IT IS NOT BECAUSE OF A LACK OF INTEREST that I have not been writing as consistently as I would like over the last month. While Erin and I are used to the regular moves that are part of being an itinerant Methodist clergy family, this time we have been experiencing the reality of moving with not only our stuff, but also that which belongs to our children. That makes this a whole new ballgame, to say the least. As such, I’ve had to prioritize a few things, and have not been writing nearly as much as I would like.
While sorting through all our ‘stuff’ in preparing for this move, one thing kept occurring to me over and over - this process of sorting though our things has helped me to remember so much that had simply, and understandably, slipped to the back burner.
I will not bore you with the intimate details of all the sappy sentimental stuff that I found, but I will say that I found so much that brought so many beautiful times and people to mind that I am so grateful those memories came back. It was good for the soul and body to laugh and to cry depending on the circumstance regarding the item in question. What was also neat was the idea that I was reminded of things that at some point I will want to share with my children as they have helped make me the man I am today.
Last year, I had the great fortune of my parents moving into a house they built right behind where we used to live in DeRidder. As part of their move, they brought, it seems, EVERY toy that my sister, Carolyn, and I had from our childhood. I must say it has been so much fun to rediscover so many toys that I had forgotten, and yet were SO much of a joy to me ‘back in the day.’ To see my own children enjoying those same toys in their own way is something I’ve really enjoyed, and I would never have had that experience had my parents not moved and emptied out their attic along the way.
This whole idea of moving also got me to thinking about what is it that we are missing with respect to our faith when we do not take the time to revisit those things from our past that have had an impact on who we are with respect to our relationships with others as well as our faith in God?
What blessings have we forgotten because we have not taken the time to reflect and remember?
What toys have we put in the attic and forgotten about, when there is so much joy to rediscover and to share if we but bring down the boxes (tangible and metaphorical?)
What is it that is consciously or subconsciously holding us back because we refuse to take inventory of our stuff?
Just a few weeks ago, while at mom and dad’s, I saw Anna playing with the baseball bat my grandparents gave me as a little boy. I have been convinced for 33 years that bat had been lost in our move from Lake Charles to Pittsburgh. (Thank the Lord that I still had my Vida Blue glove - which was so good I used it to play softball in college.) When I asked mom and dad where it had been all these years, my father looked at me with a look that only a father can give a son and said, “Under the stairs in the basement, of course!” In other words, it had been right under my feet all along.

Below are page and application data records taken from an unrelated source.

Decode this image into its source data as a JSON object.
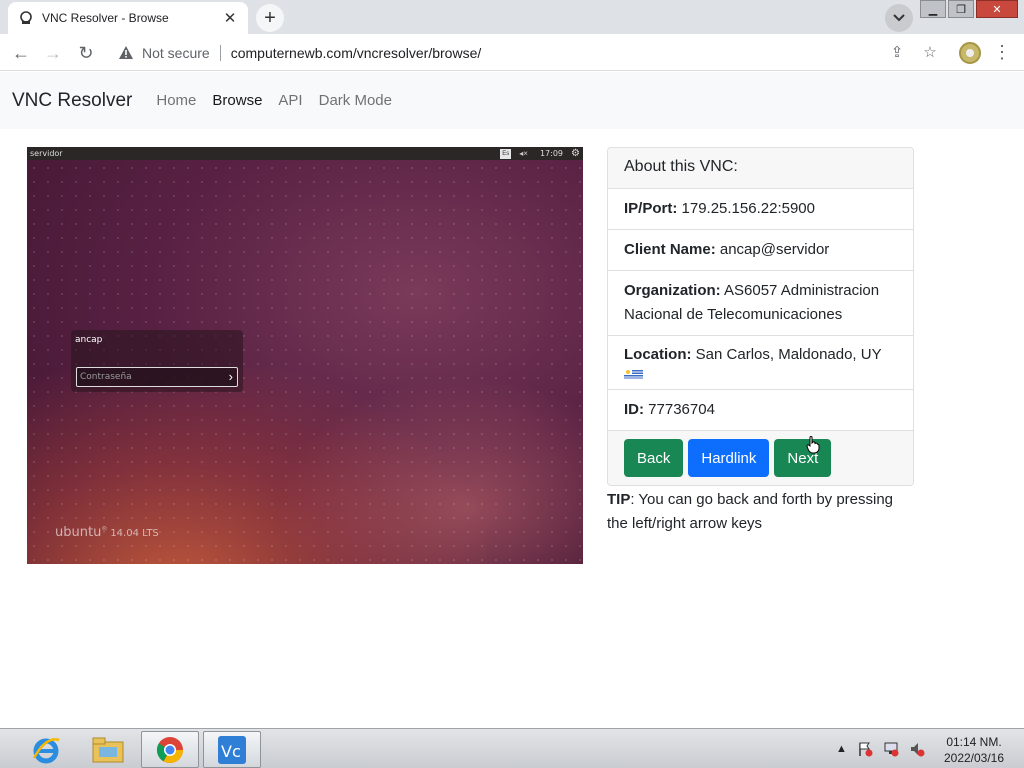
{
  "browser": {
    "tab_title": "VNC Resolver - Browse",
    "security_label": "Not secure",
    "url": "computernewb.com/vncresolver/browse/"
  },
  "navbar": {
    "brand": "VNC Resolver",
    "links": [
      {
        "label": "Home",
        "active": false
      },
      {
        "label": "Browse",
        "active": true
      },
      {
        "label": "API",
        "active": false
      },
      {
        "label": "Dark Mode",
        "active": false
      }
    ]
  },
  "screenshot": {
    "hostname": "servidor",
    "keyboard_layout": "Es",
    "time": "17:09",
    "login_user": "ancap",
    "password_placeholder": "Contraseña",
    "os_name": "ubuntu",
    "os_version": "14.04 LTS"
  },
  "card": {
    "header": "About this VNC:",
    "ip_label": "IP/Port:",
    "ip_value": "179.25.156.22:5900",
    "client_label": "Client Name:",
    "client_value": "ancap@servidor",
    "org_label": "Organization:",
    "org_value": "AS6057 Administracion Nacional de Telecomunicaciones",
    "location_label": "Location:",
    "location_value": "San Carlos, Maldonado, UY",
    "id_label": "ID:",
    "id_value": "77736704",
    "buttons": {
      "back": "Back",
      "hardlink": "Hardlink",
      "next": "Next"
    }
  },
  "tip": {
    "label": "TIP",
    "text": ": You can go back and forth by pressing the left/right arrow keys"
  },
  "taskbar": {
    "time": "01:14 NM.",
    "date": "2022/03/16"
  },
  "colors": {
    "btn_green": "#198754",
    "btn_blue": "#0d6efd",
    "navbar_bg": "#f8f9fa"
  }
}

What is right under our feet if we would only but take time to clean out - if not for a physical move at least for a spiritual or emotional move?

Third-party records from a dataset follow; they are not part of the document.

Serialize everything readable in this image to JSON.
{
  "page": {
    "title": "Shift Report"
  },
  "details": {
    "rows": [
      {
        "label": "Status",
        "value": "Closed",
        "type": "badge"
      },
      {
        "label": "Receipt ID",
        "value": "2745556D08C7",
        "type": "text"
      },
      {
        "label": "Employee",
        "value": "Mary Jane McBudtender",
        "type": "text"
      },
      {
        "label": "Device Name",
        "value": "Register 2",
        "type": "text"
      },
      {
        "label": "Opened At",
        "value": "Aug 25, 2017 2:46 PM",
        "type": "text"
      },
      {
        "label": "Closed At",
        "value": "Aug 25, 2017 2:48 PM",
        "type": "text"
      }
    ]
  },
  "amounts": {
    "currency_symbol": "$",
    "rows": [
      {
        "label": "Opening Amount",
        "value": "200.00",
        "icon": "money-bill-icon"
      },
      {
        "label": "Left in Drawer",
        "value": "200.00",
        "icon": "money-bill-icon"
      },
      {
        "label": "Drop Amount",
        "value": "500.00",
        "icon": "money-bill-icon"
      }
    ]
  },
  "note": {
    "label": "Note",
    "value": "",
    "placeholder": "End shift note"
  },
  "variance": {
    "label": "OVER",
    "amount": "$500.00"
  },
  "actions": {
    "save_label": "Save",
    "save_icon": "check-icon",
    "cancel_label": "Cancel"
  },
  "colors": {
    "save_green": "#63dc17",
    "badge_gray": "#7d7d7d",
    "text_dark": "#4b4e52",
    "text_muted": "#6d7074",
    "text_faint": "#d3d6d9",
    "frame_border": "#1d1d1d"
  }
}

This year, I was not expecting a move at all. However, I am grateful that through the process of this move (and my parent’s before mine), I got in touch with so many special memories.